When marketing yourself, often times you only have seconds to make an impression. If a company does not have professional identity they don't come across as trustworthy. It is a bit like dressing for a job interview. You dress for the position you want. The same is true for your business identity. Here is some helpful information on branding. http://www.graphicdesignbyvictoria.com/#!Building-Your-COMPANYS-BRAND/cjy3/FB0C6D5E-9E31-480F-8D4A-46EDB50ADDBA
First of all it all depends if you have prior information pertaining to the matters of the website. For example, if you received a spam link of so called United Nations website or email address, for you to judge the domain name or website address within next 5 seconds after coming across such website or email address is to be knowing the valid domain name and to know the look and feel of the valid website of United Nations. Another example is, if you were already been performing online banking transactions and you have been informed of phishing emails before hand, I am sure within the 5 seconds you will disregard the so called email from the bank, and take precautions such as blocking the email domain and marking it as spam. Hope this helps.
Don't go by the looks. I can show you some truly fake twitter site, which will let you login and capture your personal information and you won't get a hint.
If you are looking for trustworthy site, no 'love at first site... oops... sight'... :)
People will make an immediate decision based on a site's first impression but building trust takes time. You can have a clean site with clear communication, easy navigation and contact info very visible which will help build a foundation of trust but it is impossible to say after just 5 seconds that a site is trustworthy. If there is e-commerce and they show they are secure for transactions that can help too.

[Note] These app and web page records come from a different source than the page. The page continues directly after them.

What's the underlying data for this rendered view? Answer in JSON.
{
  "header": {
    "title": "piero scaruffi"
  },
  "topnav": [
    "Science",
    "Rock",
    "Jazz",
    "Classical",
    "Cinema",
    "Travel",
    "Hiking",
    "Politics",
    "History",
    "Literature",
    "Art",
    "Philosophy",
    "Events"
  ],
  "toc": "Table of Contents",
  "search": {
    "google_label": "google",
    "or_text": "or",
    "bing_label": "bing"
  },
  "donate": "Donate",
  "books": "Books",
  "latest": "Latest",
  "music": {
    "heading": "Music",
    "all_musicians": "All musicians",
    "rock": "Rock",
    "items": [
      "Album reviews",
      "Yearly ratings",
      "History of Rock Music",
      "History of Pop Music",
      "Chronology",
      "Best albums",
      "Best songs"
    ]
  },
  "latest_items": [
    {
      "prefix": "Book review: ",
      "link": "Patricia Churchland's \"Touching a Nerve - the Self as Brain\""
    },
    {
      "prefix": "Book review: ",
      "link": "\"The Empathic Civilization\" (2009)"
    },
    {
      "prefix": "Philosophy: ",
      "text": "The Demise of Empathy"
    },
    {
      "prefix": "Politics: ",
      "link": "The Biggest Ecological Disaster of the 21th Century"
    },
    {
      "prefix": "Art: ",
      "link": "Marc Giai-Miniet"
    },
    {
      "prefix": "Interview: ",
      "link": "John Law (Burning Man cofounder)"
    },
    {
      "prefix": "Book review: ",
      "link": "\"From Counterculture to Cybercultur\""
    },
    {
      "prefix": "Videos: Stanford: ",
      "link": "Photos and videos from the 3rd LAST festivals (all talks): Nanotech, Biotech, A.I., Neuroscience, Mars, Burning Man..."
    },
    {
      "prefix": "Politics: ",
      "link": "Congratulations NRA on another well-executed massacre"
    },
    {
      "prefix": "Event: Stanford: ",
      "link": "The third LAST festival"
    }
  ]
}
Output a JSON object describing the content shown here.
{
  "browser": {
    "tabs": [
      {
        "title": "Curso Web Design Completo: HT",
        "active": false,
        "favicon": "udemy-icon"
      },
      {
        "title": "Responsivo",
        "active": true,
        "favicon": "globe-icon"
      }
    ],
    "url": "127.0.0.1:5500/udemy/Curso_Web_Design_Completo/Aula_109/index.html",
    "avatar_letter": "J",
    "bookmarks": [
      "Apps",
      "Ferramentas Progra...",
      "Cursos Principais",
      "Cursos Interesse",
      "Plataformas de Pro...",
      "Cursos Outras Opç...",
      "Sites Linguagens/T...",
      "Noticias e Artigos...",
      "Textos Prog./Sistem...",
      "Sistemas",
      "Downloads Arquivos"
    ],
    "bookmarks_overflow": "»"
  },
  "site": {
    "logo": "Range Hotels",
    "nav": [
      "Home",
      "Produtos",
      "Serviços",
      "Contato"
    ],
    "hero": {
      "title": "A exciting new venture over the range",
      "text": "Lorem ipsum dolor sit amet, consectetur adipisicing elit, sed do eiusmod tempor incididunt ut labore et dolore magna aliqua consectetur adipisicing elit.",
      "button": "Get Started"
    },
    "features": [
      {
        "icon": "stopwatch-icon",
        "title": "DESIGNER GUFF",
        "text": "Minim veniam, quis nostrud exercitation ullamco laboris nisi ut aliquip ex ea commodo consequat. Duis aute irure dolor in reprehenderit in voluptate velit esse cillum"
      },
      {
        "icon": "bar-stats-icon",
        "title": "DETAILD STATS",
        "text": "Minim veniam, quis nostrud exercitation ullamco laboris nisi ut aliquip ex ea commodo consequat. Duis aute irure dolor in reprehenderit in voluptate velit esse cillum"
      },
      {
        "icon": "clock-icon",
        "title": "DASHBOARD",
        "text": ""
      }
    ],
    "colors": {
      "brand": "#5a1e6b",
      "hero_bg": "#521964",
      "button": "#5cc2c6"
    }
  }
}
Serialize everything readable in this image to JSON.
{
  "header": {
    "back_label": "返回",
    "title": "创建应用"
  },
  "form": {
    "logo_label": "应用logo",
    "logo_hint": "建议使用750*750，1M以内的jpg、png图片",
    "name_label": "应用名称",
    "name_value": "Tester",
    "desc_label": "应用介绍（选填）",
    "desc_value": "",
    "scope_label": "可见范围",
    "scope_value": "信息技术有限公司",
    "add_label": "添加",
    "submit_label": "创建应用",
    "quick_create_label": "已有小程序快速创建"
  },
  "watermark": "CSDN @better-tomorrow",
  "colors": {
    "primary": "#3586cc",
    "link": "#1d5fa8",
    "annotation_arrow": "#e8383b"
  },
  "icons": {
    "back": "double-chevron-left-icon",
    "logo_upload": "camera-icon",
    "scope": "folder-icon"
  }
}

Most people make this call within 5 secs anyway, studies have shown so I think it's not only possible but happens all the time. Like you make your first judgement of a person within the same time. Just what makes it register as trustworthy however is probably if it ticks the boxes of what we feel stands for trust. Official badges, sincere mug shots, testimonials, etc proof basically. Professional up to date design is critical too. Every institution will need different things though. A picture of Mickey Mouse won't inspire trust for a financial institution, but might for a child care facility. You know what I mean. Know your target audience and what presses their trust buttons. But yeah 5 secs is what you get. The reason is you might get a bit longer if you keep them for 5 secs but the downside is that you can lose all trust in 1 second, so that sets the limit if you know what I mean.